Pius is satisfied. Satisfied that the journey went so well and that the Australians enjoyed themselves. There are many memories. But he will always remember that day at Kirimbit when they had gone tracking and had stood on the highest point of the village and looked over the Chambri Lakes.

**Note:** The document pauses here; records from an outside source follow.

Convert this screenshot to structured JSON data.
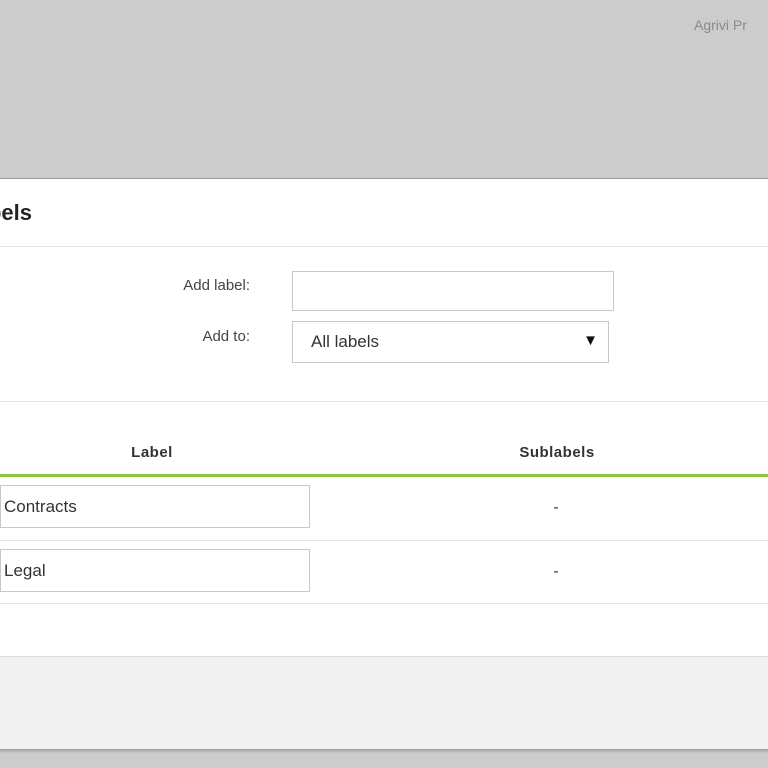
{
  "header": {
    "brand_text": "Agrivi Pr"
  },
  "dialog": {
    "title": "Labels",
    "title_visible": "els",
    "form": {
      "add_label_text": "Add label:",
      "add_label_value": "",
      "add_to_text": "Add to:",
      "add_to_selected": "All labels",
      "dropdown_arrow": "▼"
    },
    "table": {
      "columns": [
        "Label",
        "Sublabels"
      ],
      "rows": [
        {
          "label": "Contracts",
          "sublabels": "-"
        },
        {
          "label": "Legal",
          "sublabels": "-"
        }
      ]
    }
  }
}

It was then that the Australians, in awe of the splendour of the lakes, had agreed that it really was the most beautiful and peaceful place on earth.
Attached Images
File Type: jpg dug-out-canoes-sepik-river.jpg (24.6 KB, 344 views)
Reply With Quote
Reply

Bookmarks


Currently Active Users Viewing This Thread: 1 (0 members and 1 guests)
 
Thread Tools
Display Modes

Posting Rules
You may not post new threads
You may not post replies
You may not post attachments
You may not edit your posts

BB code is On
Smilies are On
[IMG] code is Off
HTML code is Off

Forum Jump

Similar Threads
Thread Thread Starter Forum Replies Last Post
Lae War Cemetery & Listings of all people who are buried there. aussie War History 33 08-05-2018 02:26 PM
Port Moresby (Bomana) War Cemetery & Listings of all people who are buried there. aussie War History 152 16-11-2013 06:44 PM
Wantok Reporter, William Natera, remembers a trip to Japan in 2002 and the friendship aussie Site News 0 23-10-2003 08:29 AM
Wantok Reporter, William Natera, remembers a trip to Japan in 2002 and the friendship aussie Your Story and Experiences 6 23-10-2003 08:27 AM
Pikinini Sepik by William Natera (Wantok Reporter) aussie Site News 0 21-08-2003 11:31 PM


All times are GMT +11. The time now is 03:01 AM.


Powered by vBulletin® Version 3.8.1
Copyright ©2000 - 2019, Jelsoft Enterprises Ltd.
Copyright© 2000-2015 Matryx Limited.
Hosted by Quadra Hosting